Can a patient claim for cancer drug services from the Cancer Drug Services limit if he is receiving a treatment that is not on the CDL?

Yes, patients may claim for cancer drug services from the annual Cancer Drug Services limit even if the service was rendered for a cancer treatment not on the CDL (i.e. the claim limit is not specific to treatments on the CDL).

I am prescribed a drug that is not on the Cancer Drug List. Can I claim for the drug under the Cancer Drug Services Limit?

The cancer drug services limit is meant to cover ancillary services that patients may require as part of their cancer drug treatment.

If the drug you are prescribed is a supportive medication to manage the symptoms and side effects of of your cancer drug treatment (e.g. antibiotics to reduce risk of infection, pain medication or anti-nausea medication), it is claimable under the Cancer Drug Services limit. 

However, if the drug is used for the treatment of the cancer / tumour itself (e.g. chemotherapy, immunotherapy or targeted therapy), it should be claimed under the Cancer Drug Treatment limit instead.

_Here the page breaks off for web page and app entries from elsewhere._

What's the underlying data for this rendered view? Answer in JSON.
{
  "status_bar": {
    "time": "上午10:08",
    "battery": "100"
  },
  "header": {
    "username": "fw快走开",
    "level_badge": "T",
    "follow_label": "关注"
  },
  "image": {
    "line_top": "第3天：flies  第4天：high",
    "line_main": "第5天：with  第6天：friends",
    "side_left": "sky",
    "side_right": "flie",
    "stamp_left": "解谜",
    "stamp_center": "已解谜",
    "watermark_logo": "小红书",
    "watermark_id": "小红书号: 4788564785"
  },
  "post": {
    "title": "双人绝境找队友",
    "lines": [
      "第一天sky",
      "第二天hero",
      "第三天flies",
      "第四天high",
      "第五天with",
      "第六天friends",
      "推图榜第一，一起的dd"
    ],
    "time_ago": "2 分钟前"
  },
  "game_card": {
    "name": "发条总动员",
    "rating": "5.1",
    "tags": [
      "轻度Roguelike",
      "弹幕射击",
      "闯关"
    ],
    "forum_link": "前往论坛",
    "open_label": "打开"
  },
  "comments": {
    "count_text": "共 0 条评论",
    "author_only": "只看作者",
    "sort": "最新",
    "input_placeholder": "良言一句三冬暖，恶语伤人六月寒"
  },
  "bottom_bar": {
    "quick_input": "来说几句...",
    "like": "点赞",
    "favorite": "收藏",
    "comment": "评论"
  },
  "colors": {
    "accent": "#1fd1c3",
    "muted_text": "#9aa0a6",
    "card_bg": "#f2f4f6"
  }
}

Cancer Drug Treatments that are not listed on the Cancer Drug List are not eligible for MediShield Life, MediSave and Integrated Shield Plan claims and should not be claimed under Cancer Drug Services limit.

How are claim limits sized when more than one cancer drug is used in the treatment?

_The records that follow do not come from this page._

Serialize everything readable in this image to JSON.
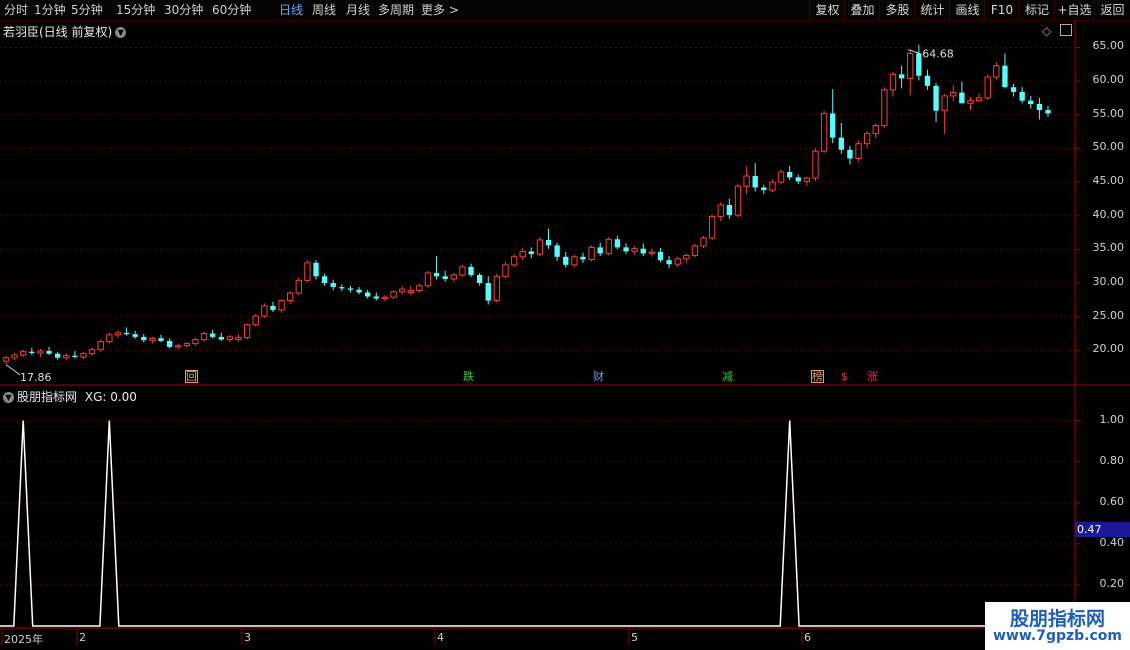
{
  "toolbar": {
    "periods": [
      "分时",
      "1分钟",
      "5分钟",
      "15分钟",
      "30分钟",
      "60分钟",
      "日线",
      "周线",
      "月线",
      "多周期",
      "更多 >"
    ],
    "active_index": 6,
    "right_buttons": [
      "复权",
      "叠加",
      "多股",
      "统计",
      "画线",
      "F10",
      "标记",
      "+自选",
      "返回"
    ]
  },
  "main_chart": {
    "title": "若羽臣(日线 前复权)",
    "high_label": "64.68",
    "low_label": "17.86",
    "y_ticks": [
      "65.00",
      "60.00",
      "55.00",
      "50.00",
      "45.00",
      "40.00",
      "35.00",
      "30.00",
      "25.00",
      "20.00"
    ],
    "events": [
      {
        "text": "回",
        "color": "#e0a060",
        "box": true
      },
      {
        "text": "跌",
        "color": "#30d030",
        "box": false
      },
      {
        "text": "财",
        "color": "#60a0ff",
        "box": false
      },
      {
        "text": "减",
        "color": "#30d030",
        "box": false
      },
      {
        "text": "榜",
        "color": "#e0a060",
        "box": true
      },
      {
        "text": "$",
        "color": "#ff3030",
        "box": false
      },
      {
        "text": "涨",
        "color": "#ff3030",
        "box": false
      }
    ]
  },
  "sub_chart": {
    "title": "股朋指标网",
    "xg_label": "XG: 0.00",
    "y_ticks": [
      "1.00",
      "0.80",
      "0.60",
      "0.40",
      "0.20"
    ],
    "cursor_value": "0.47"
  },
  "x_axis": [
    "2025年",
    "2",
    "3",
    "4",
    "5",
    "6"
  ],
  "watermark": {
    "line1": "股朋指标网",
    "line2": "www.7gpzb.com"
  },
  "colors": {
    "up": "#ff3a3a",
    "down": "#54ffff",
    "grid": "#5a0000",
    "line": "#ffffff",
    "axis": "#a00000",
    "active": "#5aa8ff"
  },
  "chart_data": [
    {
      "type": "candlestick",
      "title": "若羽臣(日线 前复权)",
      "ylim": [
        15,
        67
      ],
      "candles": [
        [
          18.4,
          19.2,
          17.86,
          18.9
        ],
        [
          18.9,
          19.6,
          18.5,
          19.3
        ],
        [
          19.3,
          20.1,
          19.0,
          19.8
        ],
        [
          19.8,
          20.4,
          19.3,
          19.6
        ],
        [
          19.6,
          20.2,
          19.0,
          19.9
        ],
        [
          19.9,
          20.5,
          19.3,
          19.5
        ],
        [
          19.5,
          19.8,
          18.6,
          18.9
        ],
        [
          18.9,
          19.6,
          18.5,
          19.2
        ],
        [
          19.2,
          19.9,
          18.8,
          19.0
        ],
        [
          19.0,
          19.8,
          18.7,
          19.5
        ],
        [
          19.5,
          20.4,
          19.2,
          20.1
        ],
        [
          20.1,
          21.6,
          19.8,
          21.3
        ],
        [
          21.3,
          22.6,
          21.0,
          22.3
        ],
        [
          22.3,
          23.0,
          21.8,
          22.6
        ],
        [
          22.6,
          23.4,
          22.2,
          22.4
        ],
        [
          22.4,
          22.9,
          21.7,
          22.0
        ],
        [
          22.0,
          22.4,
          21.2,
          21.5
        ],
        [
          21.5,
          22.0,
          21.0,
          21.8
        ],
        [
          21.8,
          22.3,
          21.2,
          21.4
        ],
        [
          21.4,
          21.8,
          20.3,
          20.5
        ],
        [
          20.5,
          21.0,
          20.2,
          20.7
        ],
        [
          20.7,
          21.2,
          20.4,
          21.0
        ],
        [
          21.0,
          21.9,
          20.7,
          21.6
        ],
        [
          21.6,
          22.8,
          21.3,
          22.5
        ],
        [
          22.5,
          23.1,
          21.8,
          22.0
        ],
        [
          22.0,
          22.6,
          21.4,
          21.6
        ],
        [
          21.6,
          22.3,
          21.2,
          22.0
        ],
        [
          21.6,
          22.4,
          21.3,
          21.9
        ],
        [
          21.9,
          24.0,
          21.6,
          23.8
        ],
        [
          23.8,
          25.4,
          23.5,
          25.1
        ],
        [
          25.1,
          27.0,
          24.8,
          26.6
        ],
        [
          26.6,
          27.2,
          25.7,
          26.0
        ],
        [
          26.0,
          27.6,
          25.6,
          27.4
        ],
        [
          27.4,
          28.8,
          26.9,
          28.5
        ],
        [
          28.5,
          30.8,
          28.2,
          30.4
        ],
        [
          30.4,
          33.4,
          30.1,
          33.0
        ],
        [
          33.0,
          33.4,
          30.5,
          31.0
        ],
        [
          31.0,
          31.4,
          29.6,
          30.0
        ],
        [
          30.0,
          30.5,
          28.9,
          29.4
        ],
        [
          29.4,
          29.8,
          28.8,
          29.2
        ],
        [
          29.2,
          29.6,
          28.6,
          29.0
        ],
        [
          29.0,
          29.4,
          28.3,
          28.6
        ],
        [
          28.6,
          29.0,
          27.7,
          28.0
        ],
        [
          28.0,
          28.6,
          27.4,
          27.7
        ],
        [
          27.7,
          28.2,
          27.3,
          27.9
        ],
        [
          27.9,
          28.9,
          27.6,
          28.7
        ],
        [
          28.7,
          29.6,
          28.3,
          29.1
        ],
        [
          28.6,
          29.6,
          28.2,
          28.9
        ],
        [
          28.9,
          29.9,
          28.6,
          29.6
        ],
        [
          29.6,
          31.8,
          29.3,
          31.5
        ],
        [
          31.5,
          34.0,
          30.5,
          31.0
        ],
        [
          31.0,
          31.8,
          30.2,
          30.6
        ],
        [
          30.6,
          31.5,
          30.2,
          31.2
        ],
        [
          31.2,
          32.7,
          30.9,
          32.4
        ],
        [
          32.4,
          32.9,
          30.9,
          31.2
        ],
        [
          31.2,
          31.5,
          29.6,
          30.0
        ],
        [
          30.0,
          31.0,
          26.8,
          27.4
        ],
        [
          27.4,
          31.4,
          27.1,
          31.0
        ],
        [
          31.0,
          33.1,
          30.7,
          32.7
        ],
        [
          32.7,
          34.3,
          32.4,
          33.9
        ],
        [
          33.9,
          35.2,
          33.4,
          34.7
        ],
        [
          34.7,
          35.3,
          33.7,
          34.3
        ],
        [
          34.3,
          36.8,
          34.0,
          36.4
        ],
        [
          36.4,
          38.1,
          35.1,
          35.6
        ],
        [
          35.6,
          36.0,
          33.3,
          33.9
        ],
        [
          33.9,
          34.6,
          32.3,
          32.7
        ],
        [
          32.7,
          34.2,
          32.4,
          33.9
        ],
        [
          33.9,
          34.5,
          33.0,
          33.5
        ],
        [
          33.5,
          35.6,
          33.2,
          35.3
        ],
        [
          35.3,
          36.0,
          34.0,
          34.4
        ],
        [
          34.4,
          36.8,
          34.1,
          36.5
        ],
        [
          36.5,
          37.0,
          35.0,
          35.3
        ],
        [
          35.3,
          35.9,
          34.3,
          34.7
        ],
        [
          34.7,
          35.5,
          34.2,
          35.1
        ],
        [
          35.1,
          35.9,
          34.0,
          34.4
        ],
        [
          34.4,
          35.1,
          33.9,
          34.6
        ],
        [
          34.6,
          35.2,
          33.1,
          33.4
        ],
        [
          33.4,
          34.0,
          32.2,
          32.8
        ],
        [
          32.8,
          33.9,
          32.4,
          33.6
        ],
        [
          33.6,
          34.4,
          33.0,
          34.1
        ],
        [
          34.1,
          35.8,
          33.8,
          35.5
        ],
        [
          35.5,
          37.0,
          35.2,
          36.7
        ],
        [
          36.7,
          40.2,
          36.4,
          39.9
        ],
        [
          39.9,
          42.0,
          39.2,
          41.6
        ],
        [
          41.6,
          42.5,
          39.5,
          40.1
        ],
        [
          40.1,
          44.8,
          39.8,
          44.4
        ],
        [
          44.4,
          47.3,
          43.2,
          45.9
        ],
        [
          45.9,
          47.8,
          43.6,
          44.2
        ],
        [
          44.2,
          44.6,
          43.2,
          43.8
        ],
        [
          43.8,
          45.4,
          43.5,
          45.0
        ],
        [
          45.0,
          46.9,
          44.7,
          46.5
        ],
        [
          46.5,
          47.4,
          45.3,
          45.7
        ],
        [
          45.7,
          46.1,
          44.7,
          45.1
        ],
        [
          45.1,
          45.8,
          44.4,
          45.6
        ],
        [
          45.6,
          50.0,
          45.2,
          49.6
        ],
        [
          49.6,
          55.6,
          49.3,
          55.2
        ],
        [
          55.2,
          58.8,
          50.8,
          51.6
        ],
        [
          51.6,
          53.8,
          49.2,
          49.8
        ],
        [
          49.8,
          50.4,
          47.6,
          48.5
        ],
        [
          48.5,
          51.2,
          48.1,
          50.7
        ],
        [
          50.7,
          52.6,
          50.1,
          52.2
        ],
        [
          52.2,
          53.7,
          51.5,
          53.4
        ],
        [
          53.4,
          59.1,
          53.0,
          58.7
        ],
        [
          58.7,
          61.4,
          57.7,
          61.0
        ],
        [
          61.0,
          62.3,
          58.9,
          60.4
        ],
        [
          60.4,
          64.68,
          57.9,
          64.1
        ],
        [
          64.1,
          65.4,
          60.1,
          60.8
        ],
        [
          60.8,
          61.7,
          58.7,
          59.3
        ],
        [
          59.3,
          59.7,
          53.9,
          55.6
        ],
        [
          55.6,
          58.1,
          52.1,
          57.8
        ],
        [
          57.8,
          59.4,
          57.0,
          58.3
        ],
        [
          58.3,
          59.9,
          57.2,
          56.7
        ],
        [
          56.7,
          57.6,
          55.7,
          57.1
        ],
        [
          57.1,
          58.2,
          56.9,
          57.5
        ],
        [
          57.5,
          61.0,
          57.2,
          60.6
        ],
        [
          60.6,
          62.8,
          60.2,
          62.3
        ],
        [
          62.3,
          64.1,
          58.9,
          59.1
        ],
        [
          59.1,
          59.6,
          57.7,
          58.4
        ],
        [
          58.4,
          59.1,
          56.7,
          57.1
        ],
        [
          57.1,
          57.8,
          55.9,
          56.6
        ],
        [
          56.6,
          57.5,
          54.3,
          55.7
        ],
        [
          55.7,
          56.3,
          54.7,
          55.2
        ]
      ]
    },
    {
      "type": "line",
      "title": "股朋指标网",
      "ylim": [
        0,
        1.1
      ],
      "spikes_at_candle_index": [
        2,
        12,
        91
      ],
      "baseline": 0,
      "peak": 1.0
    }
  ]
}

In general, the MediShield Life (MSHL) claim limits for cost-effective treatments are set based on the post-subsidy bills for subsidised patients in Public Healthcare Institutions (PHIs).

The Cancer Drug List (CDL) includes treatments that involve a single drug or multiple drugs (i.e. combination treatments).

For combination treatments, the applicable MSHL claim limit depends on whether the combination treatment has been assessed to be cost-effective:
• If the combination treatment is cost-effective, the MSHL claim limit is sized to be sufficient to cover the post-subsidy cost of the entire combination in PHIs.
• If the combination treatment is not cost-effective, it may be listed on the CDL subject to negotiations with the drug companies. However, the claim limit would be pegged to the highest individual claim limit of the drugs in the combination. Doctors and patients are encouraged to use treatments that have been assessed to be cost-effective.

Why is the claim limit for a particular combination treatment not the sum of all the claim limits for individual drugs in that combination?

If that particular combination treatment is cost-effective, the MediShield Life (MSHL) claim limit has already been sized to be sufficient to cover the post-subsidy cost of the entire combination in Public Healthcare Institutions (PHIs). In some cases, the claim limit for the entire combination is the same as the highest-cost drug in that combination because the cost of the other drugs in the PHIs are low, and can be adequately covered by that same claim limit.

If that particular combination treatment is not cost-effective, the MSHL claim limit is pegged to the highest individual claim limit of the drugs in the combination. Doctors and patients are encouraged to use treatments that have been assessed to be cost-effective, for which MSHL claim limits would be sized for.

What happens if I have to change treatment in the middle of the month? Does it mean that the new treatment is not claimable?

For patients who have to switch treatment in the middle of the month, both treatments would be claimable up to the higher of the MediShield Life, MediSave and Integrated Shield Plan claim limits applicable for each individual treatment.

My cancer drug treatment is on a 3-weekly cycle. Is the cancer drug limit sufficient for months when I need to undergo 2 rounds of treatment?

For cost-effective cancer drug treatments on 3-weekly cycles, the MediShield Life claim limits have typically been sized to cover the post-subsidy costs of two treatment courses in a month. For other drug treatments, the MediShield Life limit has been sized to cover the monthly cost of the cost-effective alternative.